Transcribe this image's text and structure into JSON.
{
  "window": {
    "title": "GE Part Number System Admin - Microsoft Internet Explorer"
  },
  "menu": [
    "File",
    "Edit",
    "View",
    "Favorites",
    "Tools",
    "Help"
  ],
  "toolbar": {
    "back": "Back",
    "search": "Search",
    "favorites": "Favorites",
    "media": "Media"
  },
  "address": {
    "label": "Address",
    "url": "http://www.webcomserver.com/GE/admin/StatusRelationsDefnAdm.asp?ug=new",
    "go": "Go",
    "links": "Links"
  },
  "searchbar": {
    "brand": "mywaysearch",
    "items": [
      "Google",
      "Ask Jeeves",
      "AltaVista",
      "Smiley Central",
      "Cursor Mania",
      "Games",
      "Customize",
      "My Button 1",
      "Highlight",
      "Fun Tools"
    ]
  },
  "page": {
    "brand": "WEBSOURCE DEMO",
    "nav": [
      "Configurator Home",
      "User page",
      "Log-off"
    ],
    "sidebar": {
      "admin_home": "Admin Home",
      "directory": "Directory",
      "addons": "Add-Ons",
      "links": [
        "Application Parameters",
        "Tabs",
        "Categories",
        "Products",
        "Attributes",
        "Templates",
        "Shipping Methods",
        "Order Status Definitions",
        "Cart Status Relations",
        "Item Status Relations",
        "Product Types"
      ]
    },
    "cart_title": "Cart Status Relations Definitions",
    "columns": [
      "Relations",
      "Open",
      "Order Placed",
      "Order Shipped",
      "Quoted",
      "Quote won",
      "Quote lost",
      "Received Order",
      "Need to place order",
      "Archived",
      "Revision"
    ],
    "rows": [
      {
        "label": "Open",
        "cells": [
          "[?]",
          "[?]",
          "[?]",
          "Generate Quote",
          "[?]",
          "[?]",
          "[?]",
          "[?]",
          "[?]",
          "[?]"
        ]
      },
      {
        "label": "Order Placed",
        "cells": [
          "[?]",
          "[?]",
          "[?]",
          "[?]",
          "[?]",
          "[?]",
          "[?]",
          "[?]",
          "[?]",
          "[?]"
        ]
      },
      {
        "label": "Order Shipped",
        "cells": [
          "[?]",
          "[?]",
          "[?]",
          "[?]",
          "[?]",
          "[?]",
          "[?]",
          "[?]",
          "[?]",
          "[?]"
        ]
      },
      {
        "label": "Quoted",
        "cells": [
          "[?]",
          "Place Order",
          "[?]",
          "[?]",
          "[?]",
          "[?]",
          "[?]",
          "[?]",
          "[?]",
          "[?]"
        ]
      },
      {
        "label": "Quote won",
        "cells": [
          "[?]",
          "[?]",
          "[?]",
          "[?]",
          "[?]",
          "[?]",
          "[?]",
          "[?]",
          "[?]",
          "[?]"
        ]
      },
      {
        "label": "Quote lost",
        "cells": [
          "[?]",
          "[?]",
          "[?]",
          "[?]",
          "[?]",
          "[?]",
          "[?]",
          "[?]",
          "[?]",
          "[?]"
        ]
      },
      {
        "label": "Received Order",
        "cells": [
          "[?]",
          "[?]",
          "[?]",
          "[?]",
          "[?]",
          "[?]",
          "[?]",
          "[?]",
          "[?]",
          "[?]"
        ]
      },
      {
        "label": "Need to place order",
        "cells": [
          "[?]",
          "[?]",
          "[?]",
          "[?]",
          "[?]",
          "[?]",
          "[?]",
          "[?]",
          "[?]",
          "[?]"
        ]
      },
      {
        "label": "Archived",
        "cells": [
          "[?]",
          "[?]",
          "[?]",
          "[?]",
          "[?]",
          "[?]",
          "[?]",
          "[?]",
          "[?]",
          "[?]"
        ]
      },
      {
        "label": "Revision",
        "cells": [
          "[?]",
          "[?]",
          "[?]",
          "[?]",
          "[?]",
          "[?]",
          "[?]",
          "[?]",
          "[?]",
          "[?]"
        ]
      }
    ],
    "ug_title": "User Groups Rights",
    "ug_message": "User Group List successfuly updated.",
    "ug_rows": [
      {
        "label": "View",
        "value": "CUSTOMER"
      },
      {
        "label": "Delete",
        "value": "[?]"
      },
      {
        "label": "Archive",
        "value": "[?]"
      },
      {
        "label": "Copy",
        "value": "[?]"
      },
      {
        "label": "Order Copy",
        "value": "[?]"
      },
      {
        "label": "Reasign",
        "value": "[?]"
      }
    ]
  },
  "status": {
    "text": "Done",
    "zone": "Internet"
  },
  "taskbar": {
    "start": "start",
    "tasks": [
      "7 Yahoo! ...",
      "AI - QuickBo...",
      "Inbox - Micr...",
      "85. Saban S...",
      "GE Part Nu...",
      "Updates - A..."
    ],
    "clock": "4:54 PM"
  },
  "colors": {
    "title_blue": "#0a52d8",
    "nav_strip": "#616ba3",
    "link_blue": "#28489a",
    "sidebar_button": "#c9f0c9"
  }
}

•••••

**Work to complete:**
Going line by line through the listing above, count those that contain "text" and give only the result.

**Result:**
2